ATHENS: “Is this a joke?” asked Chrisoula Panagiotidi, 36, an Athens beautician, laughing derisively upon hearing that the European Union had won the Nobel Peace Prize.
Three days ago she lost her job, becoming one of the one-in-four Greeks who are unemployed in the fifth year of a biting recession. Told it was no joke at all, her incredulity quickly turned to disgust.
“It mocks us and what we are going through right now,” she said. “All it will do is infuriate people here.”
Across a continent where the EU’s policies are blamed for deepening the worst economic crisis in living memory, many Europeans said they were simply baffled by the prize. Others were outraged.
“I can’t get my head around it. They’d be last on my list. It’s such a bland and inert organization,” said Philip Deane, 48, an information technology consultant walking along the River Liffey in Dublin.
“Given the state of the economy, the timing is really, really bad.”
Ireland, like Greece, has been forced to turn to the European Union and IMF for a financial bailout, delivered in the framework of a strict austerity program.
Mariana Fotiou, 69, an Athens lottery ticket vendor, was furious.
“It makes me so angry. We have a financial war on, don’t they realize that? The only morale it will boost is Merkel’s,” she said, referring to the German chancellor, whose insistence on austerity measures as the price for aid has made her a hate figure in Greece.
Earlier this week Merkel visited Athens. Angry protesters burned Nazi flags and clashed with police in fury at her presence.
The irony of awarding the prize at a time when the EU is being pilloried in several European capitals, occasionally by crowds of rioters, was not lost on the Nobel Committee itself.
“The EU is currently undergoing grave economic difficulties and considerable social unrest. The Norwegian Nobel Committee wishes to focus on what it sees as the EU’s most important result: the successful struggle for peace and reconciliation and for democracy and human rights,” said Nobel Committee chairman Thorbjoern Jagland in announcing the award in Oslo.
Ed Balls, a politician from the opposition British Labour Party, joked at a panel discussion in Dublin, saying: “They’ll be cheering in Athens tonight, won’t they.”

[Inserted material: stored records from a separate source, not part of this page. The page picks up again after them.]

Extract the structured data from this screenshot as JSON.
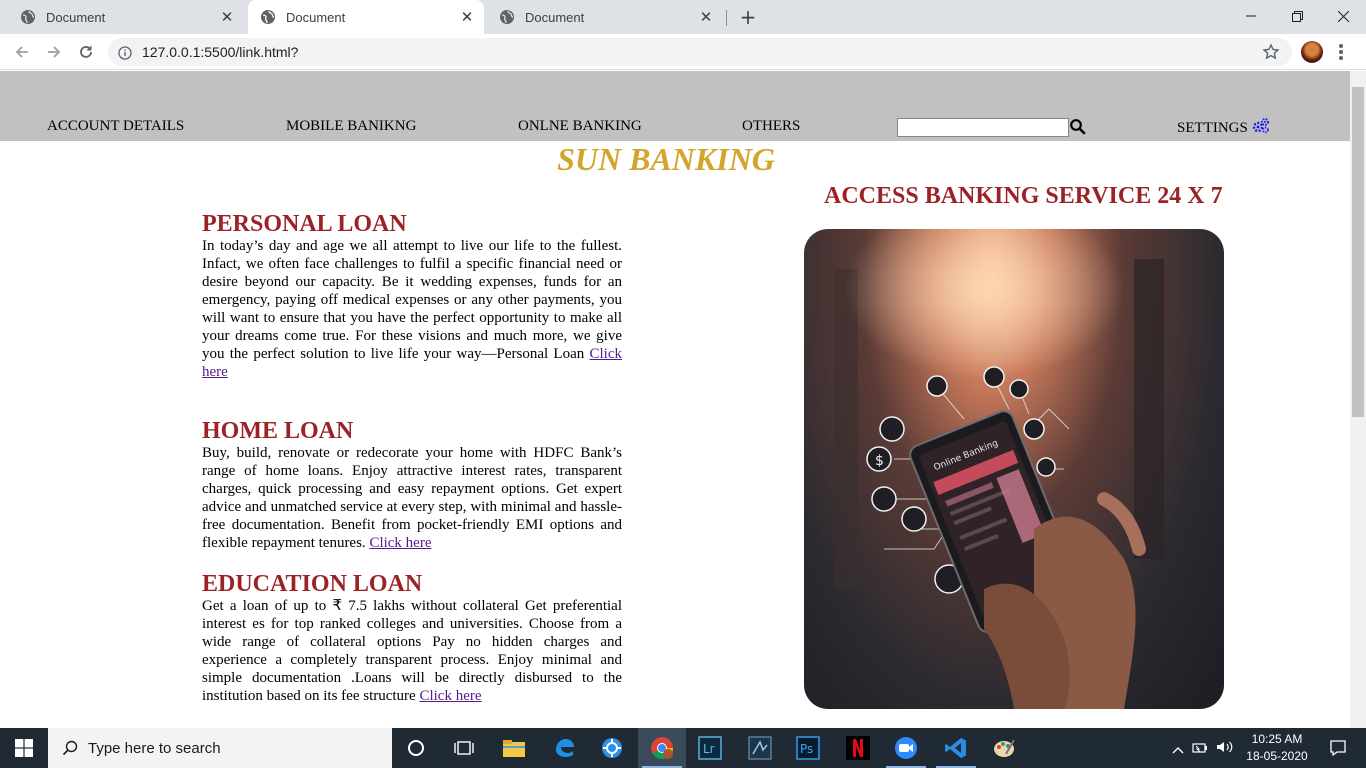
{
  "browser": {
    "tabs": [
      {
        "title": "Document",
        "active": false
      },
      {
        "title": "Document",
        "active": true
      },
      {
        "title": "Document",
        "active": false
      }
    ],
    "url": "127.0.0.1:5500/link.html?"
  },
  "page": {
    "nav": {
      "items": [
        "ACCOUNT DETAILS",
        "MOBILE BANIKNG",
        "ONLNE BANKING",
        "OTHERS"
      ],
      "search_value": "",
      "settings_label": "SETTINGS"
    },
    "brand": "SUN BANKING",
    "access_title": "ACCESS BANKING SERVICE 24 X 7",
    "loans": [
      {
        "title": "PERSONAL LOAN",
        "body": "In today’s day and age we all attempt to live our life to the fullest. Infact, we often face challenges to fulfil a specific financial need or desire beyond our capacity. Be it wedding expenses, funds for an emergency, paying off medical expenses or any other payments, you will want to ensure that you have the perfect opportunity to make all your dreams come true. For these visions and much more, we give you the perfect solution to live life your way—Personal Loan",
        "link": "Click here"
      },
      {
        "title": "HOME LOAN",
        "body": "Buy, build, renovate or redecorate your home with HDFC Bank’s range of home loans. Enjoy attractive interest rates, transparent charges, quick processing and easy repayment options. Get expert advice and unmatched service at every step, with minimal and hassle-free documentation. Benefit from pocket-friendly EMI options and flexible repayment tenures.",
        "link": "Click here"
      },
      {
        "title": "EDUCATION LOAN",
        "body": "Get a loan of up to ₹ 7.5 lakhs without collateral Get preferential interest es for top ranked colleges and universities. Choose from a wide range of collateral options Pay no hidden charges and experience a completely transparent process. Enjoy minimal and simple documentation .Loans will be directly disbursed to the institution based on its fee structure",
        "link": "Click here"
      }
    ],
    "hero_screen_label": "Online Banking"
  },
  "taskbar": {
    "search_placeholder": "Type here to search",
    "apps": [
      "task-view",
      "file-explorer",
      "edge",
      "app",
      "chrome",
      "lightroom",
      "app",
      "photoshop",
      "netflix",
      "zoom",
      "vscode",
      "paint"
    ],
    "time": "10:25 AM",
    "date": "18-05-2020"
  },
  "colors": {
    "nav_bg": "#c1c1c1",
    "brand": "#d4a52c",
    "heading": "#9b2226",
    "link": "#551a8b"
  }
}
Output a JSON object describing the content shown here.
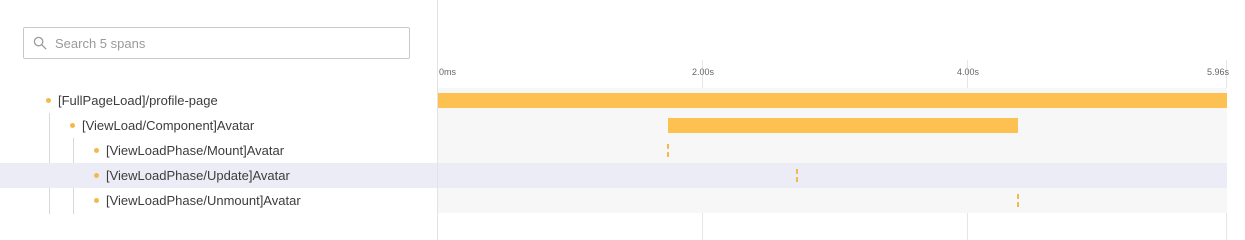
{
  "search": {
    "placeholder": "Search 5 spans",
    "value": ""
  },
  "total_duration_s": 5.96,
  "ticks": [
    {
      "label": "0ms",
      "t": 0
    },
    {
      "label": "2.00s",
      "t": 2.0
    },
    {
      "label": "4.00s",
      "t": 4.0
    },
    {
      "label": "5.96s",
      "t": 5.96
    }
  ],
  "spans": [
    {
      "label": "[FullPageLoad]/profile-page",
      "depth": 0,
      "start_s": 0,
      "end_s": 5.96
    },
    {
      "label": "[ViewLoad/Component]Avatar",
      "depth": 1,
      "start_s": 1.74,
      "end_s": 4.38
    },
    {
      "label": "[ViewLoadPhase/Mount]Avatar",
      "depth": 2,
      "start_s": 1.74,
      "end_s": 1.74
    },
    {
      "label": "[ViewLoadPhase/Update]Avatar",
      "depth": 2,
      "start_s": 2.71,
      "end_s": 2.71,
      "selected": true
    },
    {
      "label": "[ViewLoadPhase/Unmount]Avatar",
      "depth": 2,
      "start_s": 4.38,
      "end_s": 4.38
    }
  ],
  "colors": {
    "bar": "#fdc152",
    "dot": "#f5b84a",
    "selected_row": "#ececf7"
  }
}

Yet even in countries hard hit by the tough economic times, there were still many people who said they understood the logic of awarding a prize to an organization credited with helping maintain peace for more than half a century on a continent that was ripped apart in two world wars.
“It’s a good thing,” said 48-year-old Howard Spilane in Ireland, where unemployment has tripled since the crisis hit.
“Europe’s in a crisis, but compared to the wars – even compared to the Cold War – Europe is in a better place. People are suffering, but they are not dying. On balance they have achieved a lot.”
Such warm responses were also common in parts of Eastern Europe, where many prize membership in the EU as a badge of hard-won European identity and a bulwark against a return of Communist-era totalitarianism.
“I am glad of it, although I do find it strange,” said Andras Kocsis, an 18-year-old student in Budapest, the Hungarian capital. “I think it’s right, because indeed the EU does a lot for the rights of the people.”
But even in ex-Communist countries, praise was far from universal for an organization that many have come to resent. Petr Hajek, deputy head of the office of Czech President Vaclav Klaus, who once supported the EU but has since turned against it, said the EU lacked “democratic legitimacy” and was contributing to “animosity among nations.”
“Freedom and democracy are shivering in the corner similar to the way it was in the regimes we experienced in the 20th century in Europe,” he said.
In Bosnia, which hopes to join the bloc but still remembers how a hesitant and divided EU stood by during its 1992-95 war, Kada Hotic called the award “shameful.” Her son, husband and two brothers were among 8,000 Muslim men and boys massacred by Bosnian Serb forces in 1995.